In a room full of engineering apprentices, Megan Lunn stands out. The 21-year old from Meltham is the only female in her teaching group and one of the few female engineering apprentices.
The classroom at Kirklees College is a vivid illustration of an issue Business Secretary Vince Cable said last month was an ‘enormous problem’. He was speaking after a Government report, Tomorrow’s Engineers, said that the UK has the lowest percentage of female engineering professionals in Europe, fewer than 10%.
Megan is one of those now trying to help boost that number. She is committed to a career in engineering after deciding while at Honley High School that an apprenticeship was the right way into the industry for her.
She spends one day a week in College and the rest of her time at Huddersfield’s Reliance Precision Engineering which she joined in 2011 after realising she wanted to work in a scientific industry but didn’t want to spend every day learning from textbooks.
Her Advanced Modern Apprenticeship in Mechanical Engineering sees her receiving training on key manufacturing processes and industry essentials like health and safety as well as being an integral part of the Reliance team.
Megan says that mix of learning and working has been hugely important to her:
“The best thing about an apprenticeship is that you learn skills in a real engineering company where products are made for customers around the world and not just for training purposes. It gives you real-life experience that you could never get in the classroom.”
Reliance Precision, which has its headquarters in Lepton with bases around the world, is a specialist engineering company with over 50 years' experience. It launched its apprenticeship scheme in the 1960s and currently has 13 engineering apprentices working within the company.

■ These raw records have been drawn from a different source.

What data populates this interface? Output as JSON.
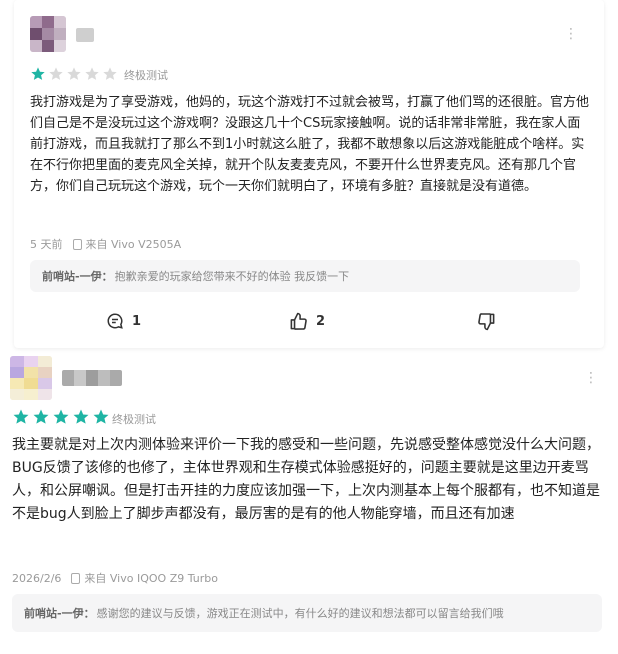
{
  "reviews": [
    {
      "rating": 1,
      "tag": "终极测试",
      "text": "我打游戏是为了享受游戏，他妈的，玩这个游戏打不过就会被骂，打赢了他们骂的还很脏。官方他们自己是不是没玩过这个游戏啊？没跟这几十个CS玩家接触啊。说的话非常非常脏，我在家人面前打游戏，而且我就打了那么不到1小时就这么脏了，我都不敢想象以后这游戏能脏成个啥样。实在不行你把里面的麦克风全关掉，就开个队友麦麦克风，不要开什么世界麦克风。还有那几个官方，你们自己玩玩这个游戏，玩个一天你们就明白了，环境有多脏？直接就是没有道德。",
      "time": "5 天前",
      "device": "来自 Vivo V2505A",
      "reply_author": "前哨站-一伊：",
      "reply_text": "抱歉亲爱的玩家给您带来不好的体验 我反馈一下",
      "comments": "1",
      "likes": "2"
    },
    {
      "rating": 5,
      "tag": "终极测试",
      "text": "我主要就是对上次内测体验来评价一下我的感受和一些问题，先说感受整体感觉没什么大问题，BUG反馈了该修的也修了，主体世界观和生存模式体验感挺好的，问题主要就是这里边开麦骂人，和公屏嘲讽。但是打击开挂的力度应该加强一下，上次内测基本上每个服都有，也不知道是不是bug人到脸上了脚步声都没有，最厉害的是有的他人物能穿墙，而且还有加速",
      "time": "2026/2/6",
      "device": "来自 Vivo IQOO Z9 Turbo",
      "reply_author": "前哨站-一伊：",
      "reply_text": "感谢您的建议与反馈，游戏正在测试中，有什么好的建议和想法都可以留言给我们哦"
    }
  ],
  "colors": {
    "star_on": "#1fb5a4",
    "star_off": "#d9d9d9"
  },
  "icons": {
    "comment": "comment-icon",
    "like": "thumbs-up-icon",
    "dislike": "thumbs-down-icon",
    "device": "phone-icon",
    "more": "more-vertical-icon"
  }
}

The Tomorrow’s Engineers report found that pressure from parents, teachers and friends was one of the main reasons why many girls chose to go into arts subjects rather than science-based subjects like engineering.
“My route into an apprenticeship started at school where my teacher suggested it as a possible option and also thought that Reliance would be a good company to work with. At College I studied science subjects and then was lucky enough to be successful getting onto Reliance’s scheme backed by Kirklees College. Since then, I haven’t looked back.
“My family and friends, those on my course at Kirklees College and everyone at Reliance have been hugely supportive and, for me, often being the only female has not been a problem. I would encourage any girl interested in science and engineering to go for it and would love to see more and more female engineers coming into the industry in the future.
“I see myself working in engineering for the rest of my life and know that wouldn’t have been possible without the opportunity this apprenticeship has given me.”
Kirklees is one of eight apprenticeship hubs which have been set-up in the Leeds City Region. The aim is to help business thrive and grow through apprenticeships and, to achieve that, help and support for businesses is available through the Business Brokers scheme.
To find out more contact the Business Brokers team on 01484 437075 or e-mail firstname.lastname@example.org